[Source: Version 6
Sporting the latest fashion will be much easier with RIFT’s upcoming 3.2 patch, Echoes of Madness. It will include a sweeping overhaul to the way that the wardrobe functions, giving players even more choices than before.
A new dev diary posted today takes the time to walk players through the expected changes. The biggest difference with the current system is that the new wardrobe will allow you to unlock and save cosmetic appearances indefinitely, freeing up the storage of actual gear. The new interface will give you all of your cosmetic and dye options for each slot as you build an outfit. Speaking of dyes, all players will get a handful of colors unlocked when 3.2 hits, while additional ones will need to be purchased with credits.
More info about the new system, including set collections and cosmetic weapons, are detailed in the post. What outfits will you be making?
[Source: Wardrobe update
Massive dreadnoughts have invaded the already war-torn Star Conflict, ushering in a second season of intense PvP. Today’s patch allows corporations to build dreadnoughts and use them to conquer sectors. However, dreadnoughts will be quite expensive to build, which is why the studio has issued an “arms race” challenge to see which corporations can construct new ships the fastest.
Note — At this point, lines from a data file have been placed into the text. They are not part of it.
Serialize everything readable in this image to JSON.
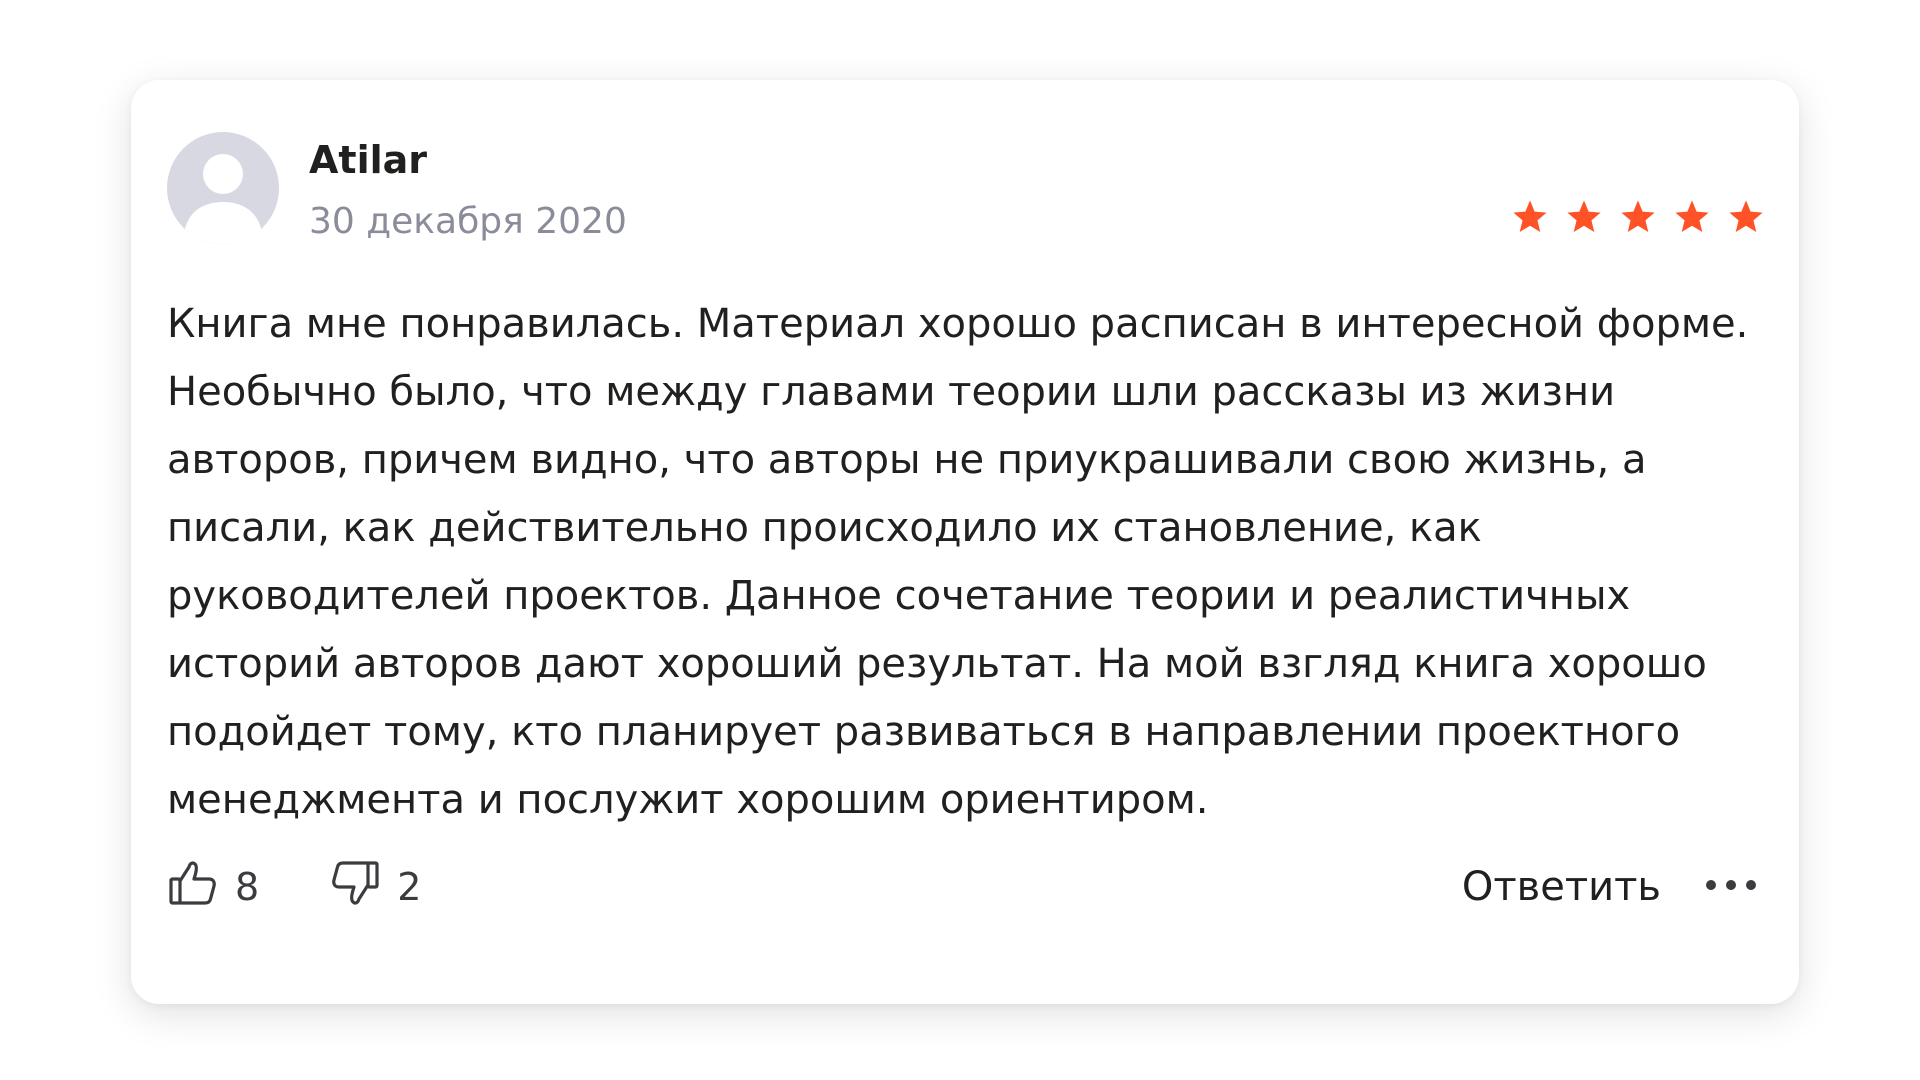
{
  "review": {
    "author": "Atilar",
    "date": "30 декабря 2020",
    "rating": 5,
    "rating_max": 5,
    "star_color": "#ff5226",
    "text": "Книга мне понравилась. Материал хорошо расписан в интересной форме. Необычно было, что между главами теории шли рассказы из жизни авторов, причем видно, что авторы не приукрашивали свою жизнь, а писали, как действительно происходило их становление, как руководителей проектов. Данное сочетание теории и реалистичных историй авторов дают хороший результат. На мой взгляд книга хорошо подойдет тому, кто планирует развиваться в направлении проектного менеджмента и послужит хорошим ориентиром."
  },
  "actions": {
    "like_icon": "thumbs-up-icon",
    "like_count": "8",
    "dislike_icon": "thumbs-down-icon",
    "dislike_count": "2",
    "reply_label": "Ответить",
    "more_icon": "more-dots-icon"
  }
}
Sector conquest is expected to start sometime in the middle of April once enough dreadnoughts have been built. In the meanwhile, you can check out the trailer for the new season after the jump!
Although you wouldn’t be alone in thinking that Turbine’s Infinite Crisis released a long, long time ago due to its extended stay in the realm of beta, in fact it’s launching today. The free-to-play MOBA uses alternate universe versions of popular DC Comics characters, such as Superman and Batman, and pits them against each other in destructable environments.
To celebrate the launch, Infinite Crisis superhero bundles are deeply discounted on Steam through April 10th. The bundles are exclusive to Steam and are half-off or more.
Curious how Infinite Crisis looks and plays? Check out our archived stream of Mike playing it a few weeks ago!
[Source: Press release, Steam
, Infinite Crisis
I’ve had ArcheAge on my Steam wishlist for at least six months. I forget exactly how long it’s been, but I’m pretty sure that I put it on there prior to the North American launch in September of 2014. And then the game’s store page went dark even though Trion sold founders packs through Valve’s ubiquitous app.
Anyway, the firm has announced that the title is now officially available on Steam.
If you’re curious, this particular F2P MMO features DLC packs ranging from $24.99 to $149.99. Steam user reviews currently number just over 400 and display as “mostly positive.”
A given character in Skyforge can explore all of the game’s classes, and advancing in one class helps bolster progress in other classes as well. So there’s really no upward limit on how many classes could be included with the game’s launch, and the developers have stated outright that more classes will be added post-launch. But there will be 13 classes in the game at launch, and those 13 can now be browsed on the official site.
Of the 13 classes on display, two serve as tanks, two as support, and nine as some form of damage-dealing class. Some classes are already familiar from previews and beta tests, such as the Lightbringer, Gunner, and Paladin; others, like the Knight and the Witch, are heretofore unseen. While you don’t have to feel locked into any one class, it wouldn’t hurt to take a gander at the official reveal and gauge which class you want to work toward first.
[Thanks to Brian for the tip!]
Das Tal, the PvP sandbox brought to you by the color tan, has started accepting alpha sign-ups by the bravest of the brave. Of course, if you want to use your money to ensure a spot not just in the alpha but on the dev server as well, you could always buy one of the team’s dev support packs.
The team also posted a tour of the weekend’s test build. Some changes with the build include menu music, ambient sounds, more detailed ground art, crafting, skill leveling, and a new map that’s four times larger than any of the previously created areas. You can watch the video after the break!